This is a very important area of employment law, and far too many business owners cut corners in this area and don’t think it’s a big deal- IT IS a big deal. How you classify a ‘worker’ in your business, whether as an employee or sub-contractor, can have far reaching effects to you AND your business.
I understand the business owner’s plight. Many entrepreneurs are wary of the costs and extra paperwork to bring on an ‘employee’ in the business. Terms such as SUTA, FUTA, FICA and Workers Compensation will often times deter the employer into making the ‘right’ decision, and it could ultimately be devastating to their business.
The IRS consistently warns taxpayers that if they are caught paying ‘employees’ as ‘sub-contractors’, they will pay stiff penalties on top of the taxes and interest owing for payroll withholdings that should have taken place. However, there are more risks than just the IRS. See my article “7 Deadly Outcomes of Treating an Employee like a Sub-Contractor”.
A 3 Part Subjective Analysis
There are facts and circumstances most commonly used by the Courts (known as ‘Common law’) to determine the difference between an employee and sub-contractor. It’s a 3 part subjective analysis and some facts may indicate that a ‘worker’ is an employee, while other factors indicate that the worker is actually a sub-contractor. Thus, you need to weigh the issues with your tax or legal advisor to make the right decision and what path you’re going to take. These 3 factors or categories are as follows:
- Behavior of the ‘worker’ in relationship to your direction and guidance. Does the company control or have the right to control what the worker does and how the worker does his or her job?
- Financial terms between you and the ‘worker’. What are the business aspects of the financial relationship?
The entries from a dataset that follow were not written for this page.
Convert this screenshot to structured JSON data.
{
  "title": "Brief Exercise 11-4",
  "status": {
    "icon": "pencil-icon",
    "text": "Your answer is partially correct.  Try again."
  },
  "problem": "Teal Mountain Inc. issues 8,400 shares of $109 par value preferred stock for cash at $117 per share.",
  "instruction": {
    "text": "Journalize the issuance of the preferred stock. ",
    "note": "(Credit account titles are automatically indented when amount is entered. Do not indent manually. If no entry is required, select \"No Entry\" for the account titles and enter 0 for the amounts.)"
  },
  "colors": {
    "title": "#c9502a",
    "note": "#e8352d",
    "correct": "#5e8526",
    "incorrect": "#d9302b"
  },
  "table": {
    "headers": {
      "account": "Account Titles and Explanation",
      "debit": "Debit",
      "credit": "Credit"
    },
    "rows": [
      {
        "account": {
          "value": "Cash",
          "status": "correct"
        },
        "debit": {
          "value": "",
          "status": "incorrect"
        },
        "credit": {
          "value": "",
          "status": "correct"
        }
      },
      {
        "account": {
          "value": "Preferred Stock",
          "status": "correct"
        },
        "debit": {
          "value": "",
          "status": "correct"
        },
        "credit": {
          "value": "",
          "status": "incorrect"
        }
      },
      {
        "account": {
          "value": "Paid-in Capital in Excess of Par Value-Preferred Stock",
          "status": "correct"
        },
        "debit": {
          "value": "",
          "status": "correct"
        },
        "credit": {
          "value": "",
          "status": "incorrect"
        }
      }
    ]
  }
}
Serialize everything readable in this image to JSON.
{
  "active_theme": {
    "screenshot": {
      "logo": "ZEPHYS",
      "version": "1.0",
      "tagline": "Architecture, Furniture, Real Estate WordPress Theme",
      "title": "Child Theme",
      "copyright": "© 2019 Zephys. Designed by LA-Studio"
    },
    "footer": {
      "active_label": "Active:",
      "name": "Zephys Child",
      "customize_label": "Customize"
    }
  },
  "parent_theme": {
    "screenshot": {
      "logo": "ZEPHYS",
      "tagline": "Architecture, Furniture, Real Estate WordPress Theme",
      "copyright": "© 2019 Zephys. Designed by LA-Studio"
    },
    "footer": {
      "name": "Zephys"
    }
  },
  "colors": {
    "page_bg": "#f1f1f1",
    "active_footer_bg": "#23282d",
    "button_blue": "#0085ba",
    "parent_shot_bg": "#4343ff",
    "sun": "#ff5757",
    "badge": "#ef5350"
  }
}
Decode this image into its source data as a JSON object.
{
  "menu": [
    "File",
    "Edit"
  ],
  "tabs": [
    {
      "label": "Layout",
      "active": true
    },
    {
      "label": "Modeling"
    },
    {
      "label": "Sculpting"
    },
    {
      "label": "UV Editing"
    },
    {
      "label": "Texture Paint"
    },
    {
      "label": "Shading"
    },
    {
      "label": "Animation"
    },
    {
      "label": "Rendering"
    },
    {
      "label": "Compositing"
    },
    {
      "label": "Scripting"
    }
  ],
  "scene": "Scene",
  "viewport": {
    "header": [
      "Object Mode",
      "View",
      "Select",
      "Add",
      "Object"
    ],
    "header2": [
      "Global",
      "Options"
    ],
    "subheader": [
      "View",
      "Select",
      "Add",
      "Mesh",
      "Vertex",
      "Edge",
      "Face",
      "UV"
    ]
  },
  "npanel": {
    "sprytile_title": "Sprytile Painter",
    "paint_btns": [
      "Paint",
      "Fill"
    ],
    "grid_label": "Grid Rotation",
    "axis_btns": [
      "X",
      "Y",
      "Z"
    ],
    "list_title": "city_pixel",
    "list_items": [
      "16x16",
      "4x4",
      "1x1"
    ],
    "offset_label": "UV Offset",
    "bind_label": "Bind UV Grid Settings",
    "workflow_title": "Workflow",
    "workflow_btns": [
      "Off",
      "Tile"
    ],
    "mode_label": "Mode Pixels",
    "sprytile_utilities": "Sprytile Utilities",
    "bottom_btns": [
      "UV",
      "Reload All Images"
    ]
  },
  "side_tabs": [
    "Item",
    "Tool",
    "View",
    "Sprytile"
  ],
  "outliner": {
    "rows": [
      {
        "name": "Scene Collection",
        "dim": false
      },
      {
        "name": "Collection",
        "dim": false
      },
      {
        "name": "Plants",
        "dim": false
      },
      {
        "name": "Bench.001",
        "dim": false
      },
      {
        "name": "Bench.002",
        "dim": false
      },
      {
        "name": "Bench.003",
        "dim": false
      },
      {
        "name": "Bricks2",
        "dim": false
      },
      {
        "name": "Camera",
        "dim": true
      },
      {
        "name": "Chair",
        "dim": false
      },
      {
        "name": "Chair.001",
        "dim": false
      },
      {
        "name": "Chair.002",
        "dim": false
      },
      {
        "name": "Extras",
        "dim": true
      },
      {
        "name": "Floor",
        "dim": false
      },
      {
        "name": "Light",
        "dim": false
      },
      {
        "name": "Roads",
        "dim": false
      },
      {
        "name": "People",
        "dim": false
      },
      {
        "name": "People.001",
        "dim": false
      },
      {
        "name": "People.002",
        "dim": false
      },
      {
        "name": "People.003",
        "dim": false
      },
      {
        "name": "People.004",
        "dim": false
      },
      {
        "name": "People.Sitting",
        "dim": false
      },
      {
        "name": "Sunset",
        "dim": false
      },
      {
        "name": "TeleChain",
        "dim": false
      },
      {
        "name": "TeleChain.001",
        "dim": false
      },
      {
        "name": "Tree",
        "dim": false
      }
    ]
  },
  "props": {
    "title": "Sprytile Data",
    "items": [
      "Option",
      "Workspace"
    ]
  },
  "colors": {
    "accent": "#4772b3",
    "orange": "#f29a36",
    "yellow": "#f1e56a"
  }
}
Is the worker paid hourly or weekly? Does it look more like pay that an employee would receive? Do you reimburse for expenses and provide the work space, tools and supplies?
- Type of Relationship in writing AND Understanding. Would your ‘worker’ consider themselves an employee? Could they be fired any particular day? Do you have a sub-contractor agreement in place that clearly indicates the worker is an independent contractor?
The old adage regarding a duck couldn’t be more appropriate. “If it looks like a duck, quacks like a duck and walks like a duck- It’s a duck!” Same thing with employees. If they act like an employee, are treated like an employee and are paid like an employee- they are an employee!
The IRS’s Position
The Internal Revenue Service define an employer/employee relationship as one in which the employer controls the workspace, the hours worked, the equipment to be used and directs the daily and weekly activities of the worker.
A Sub-contractor by contrast is one that typically carries their own tools, supplies, bills for their time and/or services, controls their hours worked and serve multiple customers or clients and aren’t supervised or directed by one employer in particular. To help explain these definitions further and provide examples, the IRS created an extremely helpful webpage with a number of resources titled: “Independent Contractor (self-employed) versus Employee”.
The State’s Position
California recently became one 12 states to have passed legislation to enforce a bright line test regarding the difference between employees and sub-contractors. This landmark law (known as “AB-5”) became effective January 1, 2020, and created an aggressive “ABC Test” to capture more workers as “employees” and thus increase state tax revenue.
Under the new test, a worker is an independent contractor only if all of the following three elements are satisfied:
A. The person is free from the control and direction of the hiring entity in connection with the performance of the work, both under the contract for the performance of the work and in fact.
B. The person performs work that is outside the usual course of the hiring entity’s business.
C. The person is customarily engaged in an independently established trade, occupation, or business of the same nature as that involved in the work performed.
If these 3 elements above are not all clearly met, then the worker by definition must be an employee. As such, the employer is then required to set-up bonafide payroll procedures and start withholding and paying the necessary payroll taxes. This test codified and expanded the California Supreme Court’s decision in Dynamex Operations West, Inc. v. Superior Court of Los Angeles (2018) 4 Cal.5th 903 (Dynamex).
Bottom line, if they are an employee…deal with it and get the proper paperwork and procedures in place. You’ll be far better off in the long run. PLEASE be careful and make sure you discuss this issue with your CPA and attorney when hiring a worker that may be falling within this grey area. This is not a situation you can ignore or take lightly.
Mark J. Kohler is a CPA, Attorney, Radio Show host and author of the new book “The Tax and Legal Playbook- Game Changing Solutions For Your Small Business Questions” and “What Your CPA Isn’t Telling You- Life Changing Tax Strategies”. He is also a partner at the law firm Kyler Kohler Ostermiller & Sorensen, LLP and the accounting firm K&E CPAs, LLP. For more information visit him at www.markjkohler.com.